Another Year Turning
The holidays are over, the leftovers and sweets have all been eaten, and the tree is packed away for another year. How quickly the holidays come and go? It seems strange that we are in the middle of January already! The last Christmas holiday in Greece is January 6th, which is the Epiphany. On the 7th of January, it is St. John's name day. Though not an official holiday, John is a very popular name here in Ikaria, so there is still much visiting going on, (albeit in very small groups). In our family we have two “Johns” and one “Joanna”, so we tend to celebrate them together. The end of that name day, signals when the real hibernation period begins! What a strange winter it has been so far. The weather has been unseasonably warm. On some days, you can even swim. But, we won't talk about the political situation, the virus or the crisis. That’s enough of that for now. The fact that every new year brings hopes, dreams and new goals is no different for this year, maybe for this year, it’s even more important. 2020 was such a difficult year in so many ways, but the first lockdown actually had some positive aspects, and for me, right now has been a good time to remember some of those positives. In our family, it brought us closer together. Our kids had no choice but to hang out with us, and to be honest, we haven't spent so much time together in years! Back in March, we all thought it was a temporary situation and we would just ride it out as best we could. And now that we are in lockdown again here in Greece, it’s been important to remember these positives, to keep our spirits high and look forward to a bright new year where hopefully we all get to see the virus coming to an end so we can finally get on with our lives. This year quite a few of the regular summer visitors to Ikaria have decided to spend the winter here, and I have heard different viewpoints from them about what lockdown has been like on the island.

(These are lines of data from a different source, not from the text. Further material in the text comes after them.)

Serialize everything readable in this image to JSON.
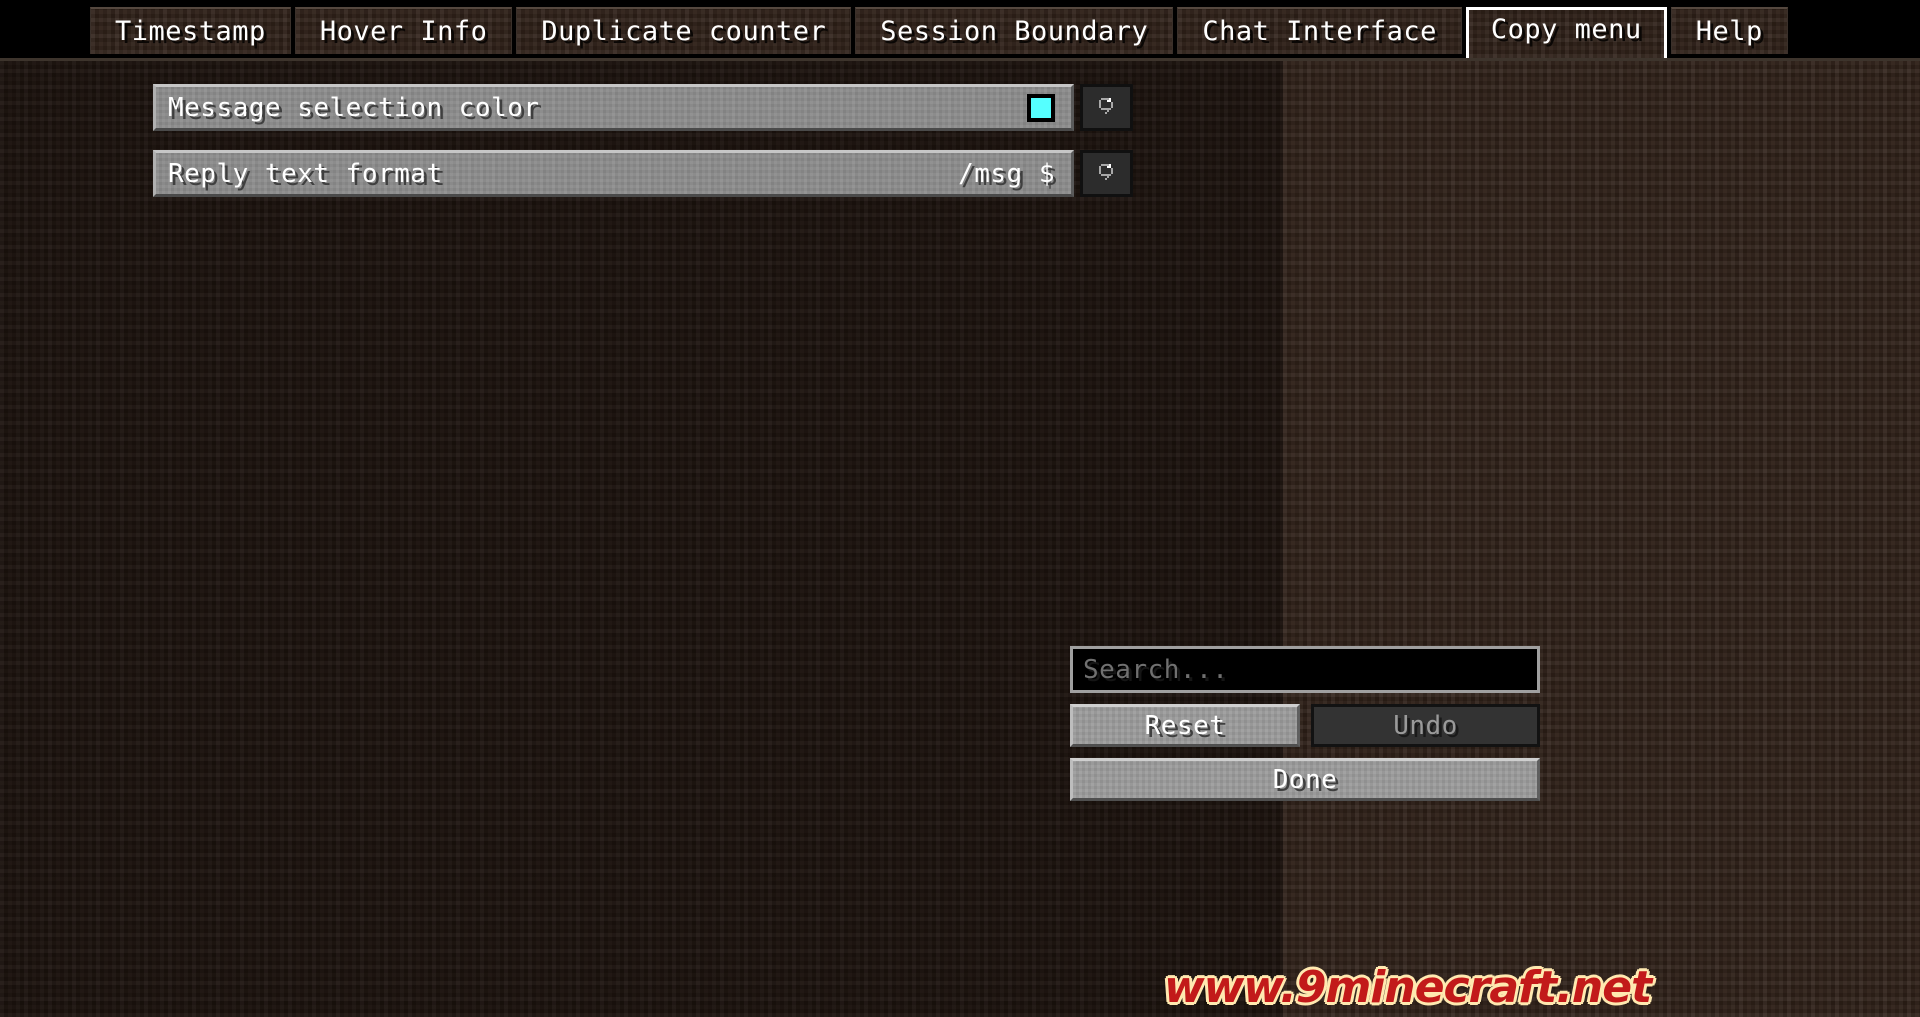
{
  "window": {
    "title": "Copy menu"
  },
  "colors": {
    "selection_swatch": "#55FFFF",
    "tab_selected_border": "#FFFFFF",
    "widget_face": "#8B8B8B",
    "panel_dirt": "#2E2018",
    "panel_dirt_dim": "#1B120D"
  },
  "tabs": [
    {
      "label": "Timestamp",
      "selected": false
    },
    {
      "label": "Hover Info",
      "selected": false
    },
    {
      "label": "Duplicate counter",
      "selected": false
    },
    {
      "label": "Session Boundary",
      "selected": false
    },
    {
      "label": "Chat Interface",
      "selected": false
    },
    {
      "label": "Copy menu",
      "selected": true
    },
    {
      "label": "Help",
      "selected": false
    }
  ],
  "config_rows": [
    {
      "label": "Message selection color",
      "value_type": "color",
      "value": "#55FFFF",
      "reset_icon": "reset-arrow-icon",
      "reset_enabled": false
    },
    {
      "label": "Reply text format",
      "value_type": "text",
      "value": "/msg $",
      "reset_icon": "reset-arrow-icon",
      "reset_enabled": false
    }
  ],
  "sidebar": {
    "search": {
      "value": "",
      "placeholder": "Search..."
    },
    "buttons": {
      "reset_label": "Reset",
      "undo_label": "Undo",
      "done_label": "Done",
      "reset_enabled": true,
      "undo_enabled": false,
      "done_enabled": true
    }
  },
  "watermark": {
    "text": "www.9minecraft.net"
  }
}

One that I really like, was someone who described the Ikarians as “a people who in difficult times pull together and recede.” We recede in the sense that we focus on the reality in front of us, while appreciating the difficulty in the world. In other words, we have empathy for what it is happening, but “it affects us without seeming to inflict us.” We keep that well-worn motto of “this too shall pass” close here on the island. Or perhaps it also has something to do with living in a place that seems to be timeless, a place where time truly seems to flow differently. The past, present and future come together seamlessly and softly here. And in the winter, we turn to the time of gathering wild mushrooms, taro root and greens. It is such fun when your table is full of wild foods you have foraged. And of course, some of our wine! My husband is a great forager, I swear he can literally smell where the mushrooms are! He came home a few days ago with mushrooms, wild asparagus, greens and limpets. We had some family visiting so it was a treat. I really should have taken a photo of the table. These are some of the simple joys of winter in Ikaria. May the new year bring only heath and joy to you and yours!